Teacher speak: Could your child have a disability?
Present day medical advancements make it possible to save a large number of babies who earlier would not have survived, as a result of complications at birth. Still, many children continue to be born with various medical conditions and special needs. “At 5 months I realised that ‘something’ seemed wrong with my daughter’s eyes,” said a mother who had little knowledge on her daughter’s condition. “My child was rejecting me and always looked away when I approached. It was much later that I realised that my child was able to see only from her corner of his eye and was in fact turning his head to be able to look at me better,” said a mother who was anxious with her child’s conduct towards her. Many mothers are unaware of potential medical conditions of their children, which can be handled with expert knowledge, early intervention and support from special educators. Early intervention in particular can go a long way in ensuring that the special development needs of the child are met, emotional support is provided to the family, making social integration simpler. Children can, irrespective of their abilities and disabilities, be great contributors to society, in their own unique way.

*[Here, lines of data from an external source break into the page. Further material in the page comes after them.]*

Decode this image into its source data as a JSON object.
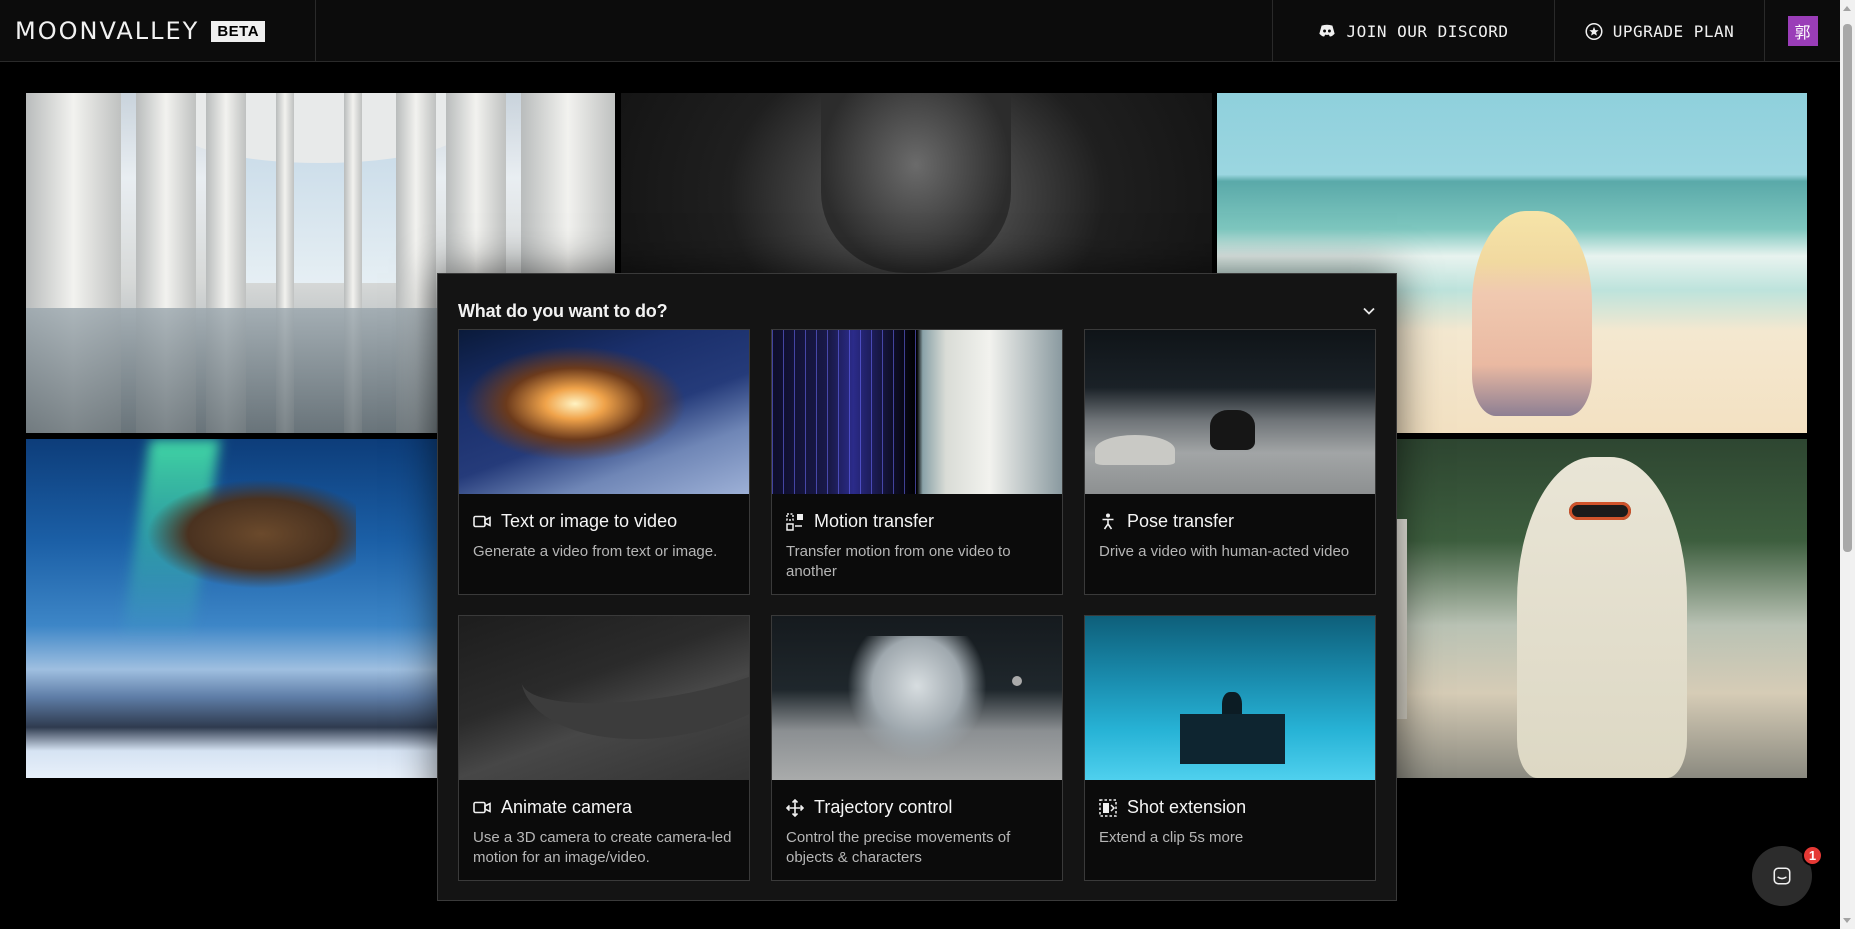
{
  "header": {
    "brand": "MOONVALLEY",
    "badge": "BETA",
    "discord_label": "JOIN OUR DISCORD",
    "upgrade_label": "UPGRADE PLAN",
    "avatar_initial": "郭",
    "avatar_color": "#9a3db8"
  },
  "gallery": {
    "tiles": [
      "columns-tile",
      "elder-portrait-tile",
      "beach-girl-tile",
      "eagle-aurora-tile",
      "robot-suburb-tile"
    ]
  },
  "modal": {
    "title": "What do you want to do?",
    "options": [
      {
        "label": "Text or image to video",
        "description": "Generate a video from text or image.",
        "icon": "video-camera-icon"
      },
      {
        "label": "Motion transfer",
        "description": "Transfer motion from one video to another",
        "icon": "motion-transfer-icon"
      },
      {
        "label": "Pose transfer",
        "description": "Drive a video with human-acted video",
        "icon": "person-pose-icon"
      },
      {
        "label": "Animate camera",
        "description": "Use a 3D camera to create camera-led motion for an image/video.",
        "icon": "video-camera-icon"
      },
      {
        "label": "Trajectory control",
        "description": "Control the precise movements of objects & characters",
        "icon": "move-arrows-icon"
      },
      {
        "label": "Shot extension",
        "description": "Extend a clip 5s more",
        "icon": "shot-extension-icon"
      }
    ]
  },
  "chat": {
    "badge_count": "1"
  }
}
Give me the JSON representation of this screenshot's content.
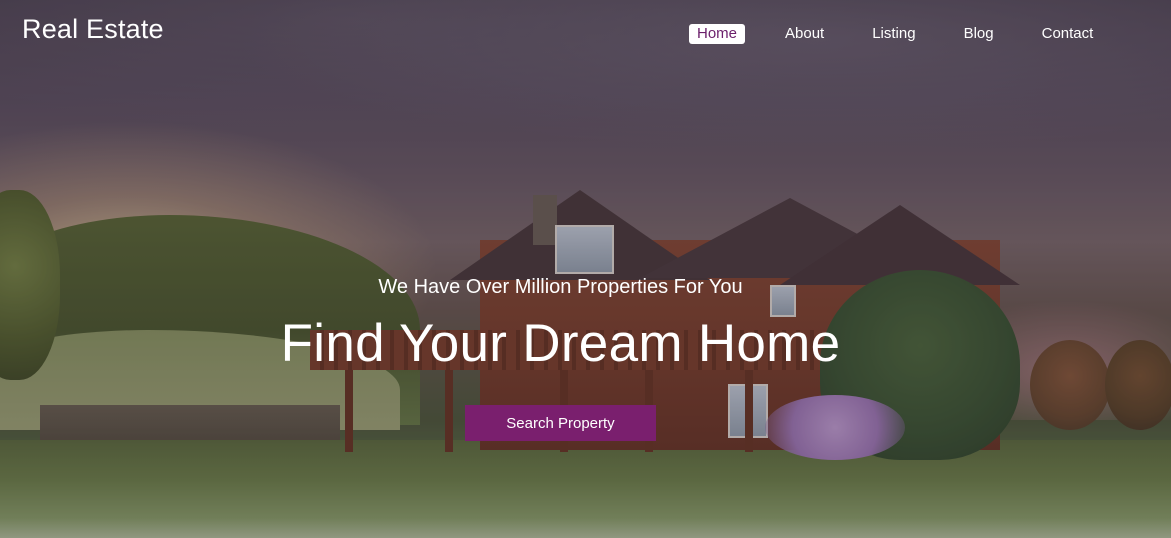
{
  "brand": {
    "title": "Real Estate"
  },
  "nav": {
    "items": [
      {
        "label": "Home",
        "active": true
      },
      {
        "label": "About",
        "active": false
      },
      {
        "label": "Listing",
        "active": false
      },
      {
        "label": "Blog",
        "active": false
      },
      {
        "label": "Contact",
        "active": false
      }
    ]
  },
  "hero": {
    "subtitle": "We Have Over Million Properties For You",
    "headline": "Find Your Dream Home",
    "cta_label": "Search Property"
  },
  "colors": {
    "accent": "#7a1f6e",
    "active_nav_text": "#6b1f6b",
    "text": "#ffffff"
  }
}
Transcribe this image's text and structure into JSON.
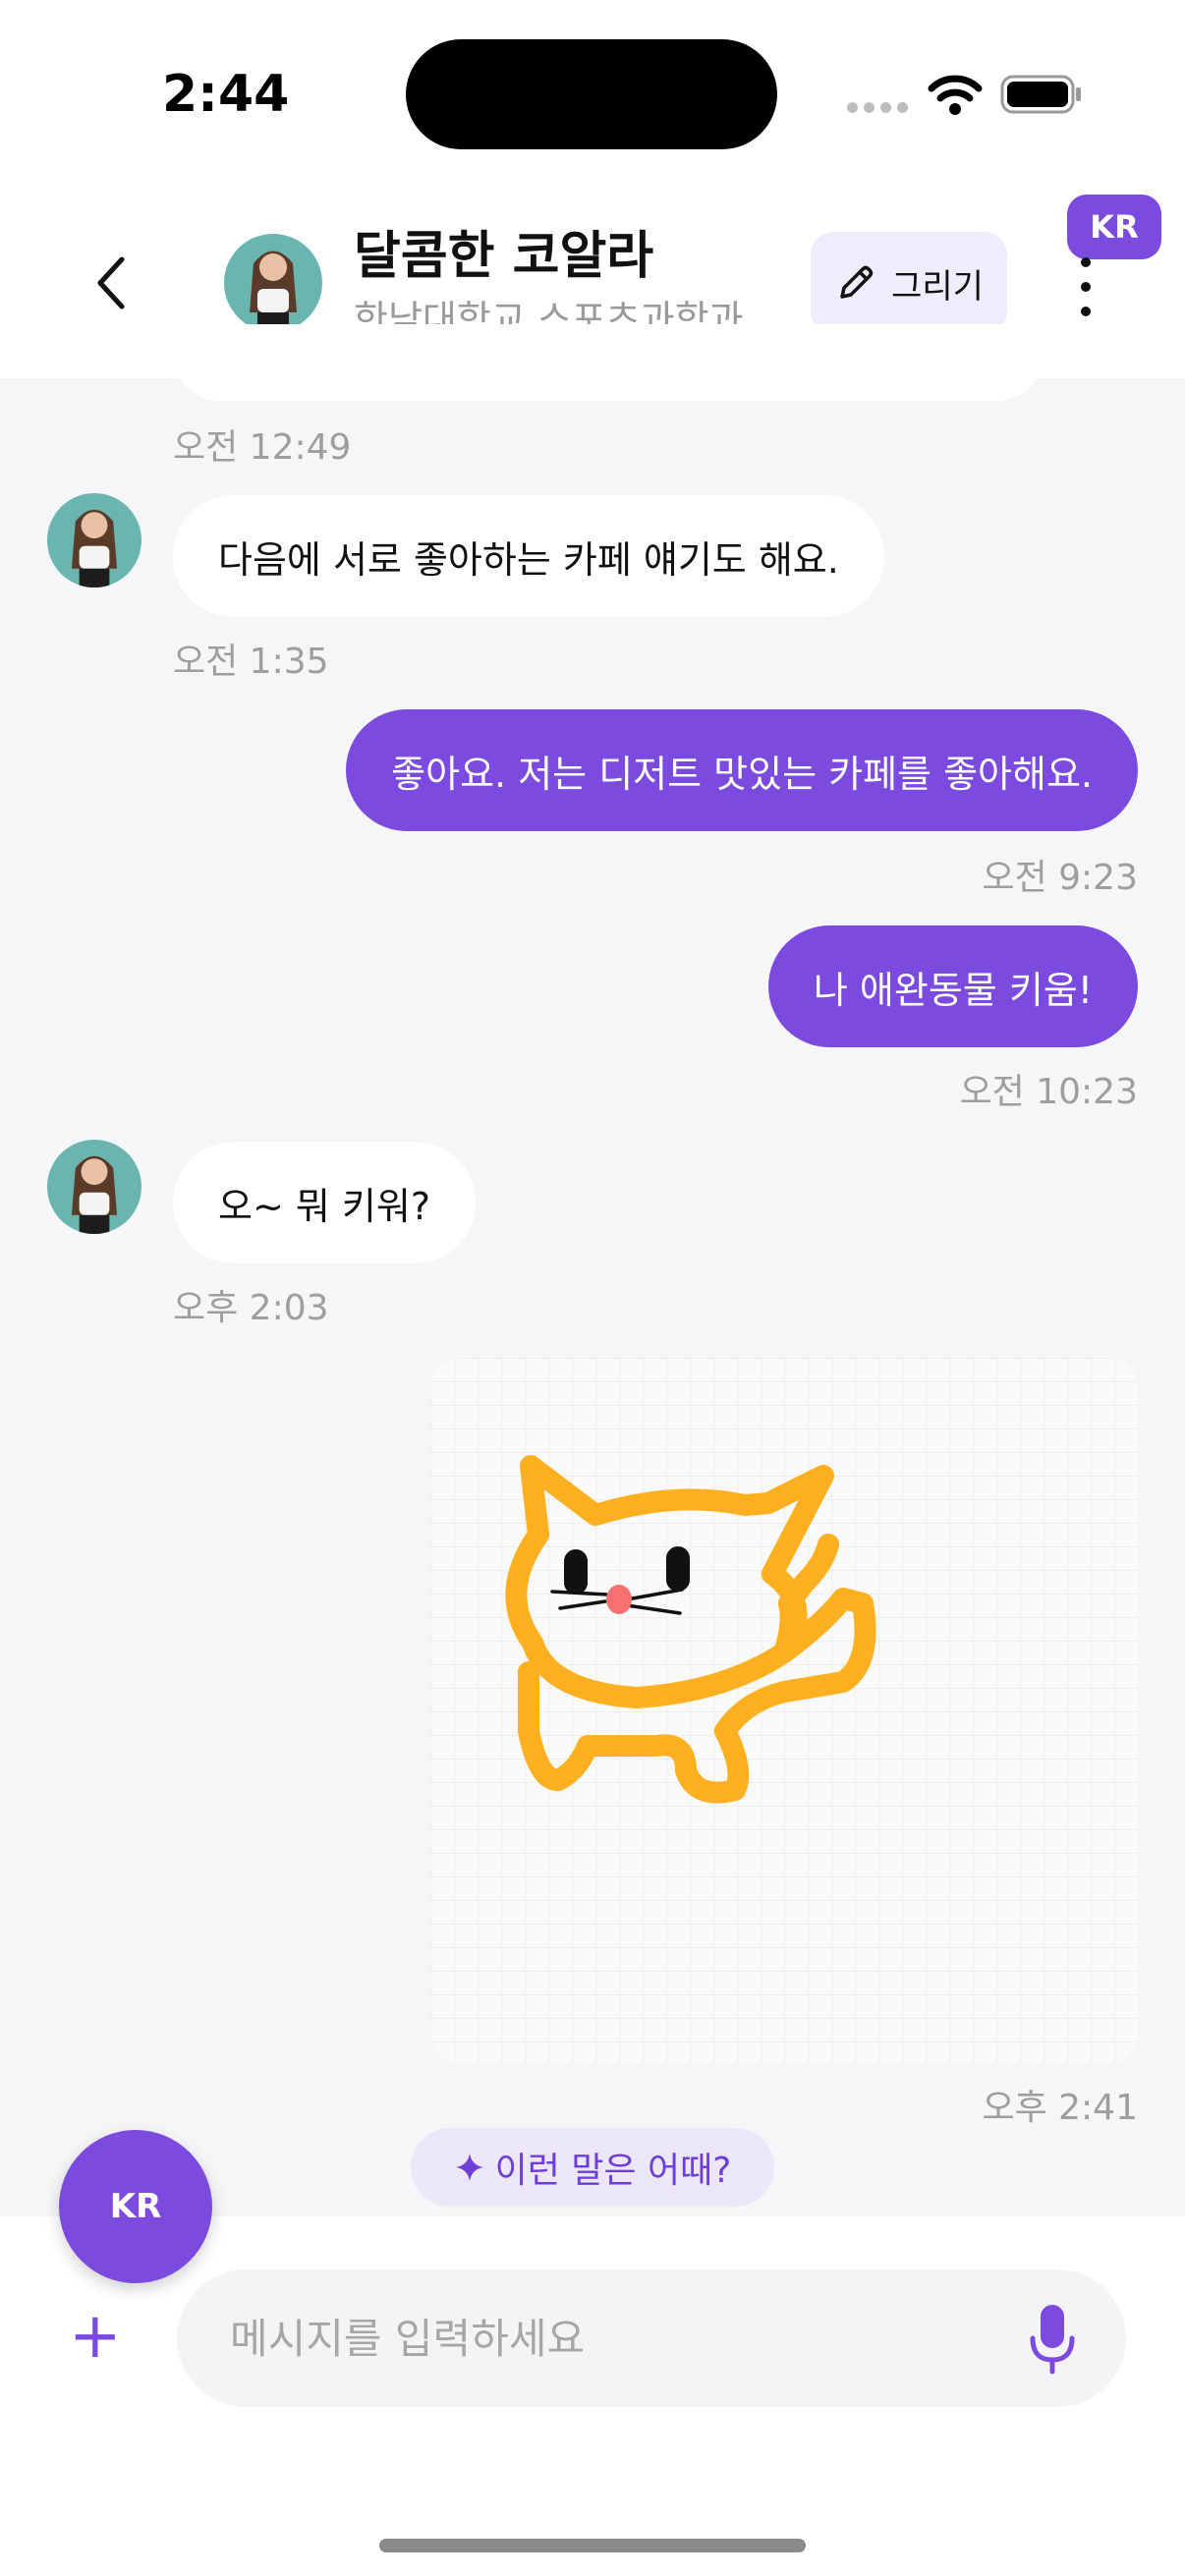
{
  "status_bar": {
    "time": "2:44"
  },
  "header": {
    "title": "달콤한 코알라",
    "subtitle": "한남대학교 스포츠과학과",
    "draw_label": "그리기",
    "lang_badge": "KR"
  },
  "messages": [
    {
      "side": "in",
      "text": "",
      "time": "오전 12:49"
    },
    {
      "side": "in",
      "text": "다음에 서로 좋아하는 카페 얘기도 해요.",
      "time": "오전 1:35"
    },
    {
      "side": "out",
      "text": "좋아요. 저는 디저트 맛있는 카페를 좋아해요.",
      "time": "오전 9:23"
    },
    {
      "side": "out",
      "text": "나 애완동물 키움!",
      "time": "오전 10:23"
    },
    {
      "side": "in",
      "text": "오~ 뭐 키워?",
      "time": "오후 2:03"
    },
    {
      "side": "out",
      "type": "drawing",
      "time": "오후 2:41"
    }
  ],
  "suggestion": {
    "label": "이런 말은 어때?"
  },
  "fab": {
    "label": "KR"
  },
  "composer": {
    "placeholder": "메시지를 입력하세요",
    "value": ""
  },
  "colors": {
    "accent": "#7b4be0",
    "cat_stroke": "#ffb020",
    "nose": "#f87171"
  }
}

It’s how we nurture them at the start of their life that determines their outlook to their disability. It is with this intention that a team of special educators from the Helen Kellar Institute of Deaf and Deafblind based on years of experience have put together some guidance, which would help indicate if a child is at risk of having a disability. A high risk baby is one who has greater chances of being developmentally delayed or having vision, hearing, loco motor related and/or other neuromuscular challenges.
- Was your baby prematurely born? i.e. born before completing 37 weeks of gestational period. These risks are greater in case the baby is born earlier, e.g at 32 weeks, 28 weeks and so on.
- Did your baby have low birth weight? The average weight of an Indian baby at the time of birth should be somewhere around 2.5 kg to 2.9 kg. Babies weighing less than 2.5 kg may also face developmental, vision, hearing, loco motor challenges.
- Did your baby have a delayed cry? i.e. did not cry immediately after birth
- Did your baby have to be given oxygen or be kept in an incubator after birth?
- Did your baby have an epileptic seizure or severe jaundice during the first few weeks after birth?
- Did your baby feed normally after birth (either mother’s milk or outside milk)?
- If a child does not accept milk for a long time and appropriate measure is not taken then the child might develop Hypoglycaemia (lack of glucose in blood) leading to a seizure and brain damage. This in turn will lead to serious developmental issues.
- Hypoglycaemia can also occur after birth in case of babies born to diabetic mothers.
- As your baby grows do you find that he/she:
- Does not smile back or have eye contact when you talk to her
- Does not look in your direction or follow you when you move around her without making any noise
- Does not make an effort to reach out to colourful/shiny things hung or kept in front
- Lowers, squints or closes her eyes when in direct sunlight or in a brightly lit space
- Gets eye infection or reddening of eyes frequently
- Bangs into/tumbles over things often while walking or crawling
- Refuses to go to dimly lit areas in the house alone
- Has a squint
- Does not startle, quietens or looks in the direction of loud sounds like banging of the door, mixer grinder, cooker whistle, sound of a vehicle etc.
- Does not respond to name calling in any way ( smiling or turning towards you)
- Takes toys or colourful things very close to their eyes or keeps bending low over them
If any of the above is true then consult your DOCTOR or take your child to a paediatric hospital as soon as possible.
Photo Credits : Nipa Bhansali
Words By : Teachers of Helen Kellar Institute of Deaf & Deafblind, Mumbai
Teachers of Helen Kellar Institute of Deaf & Deafblind, Mumbai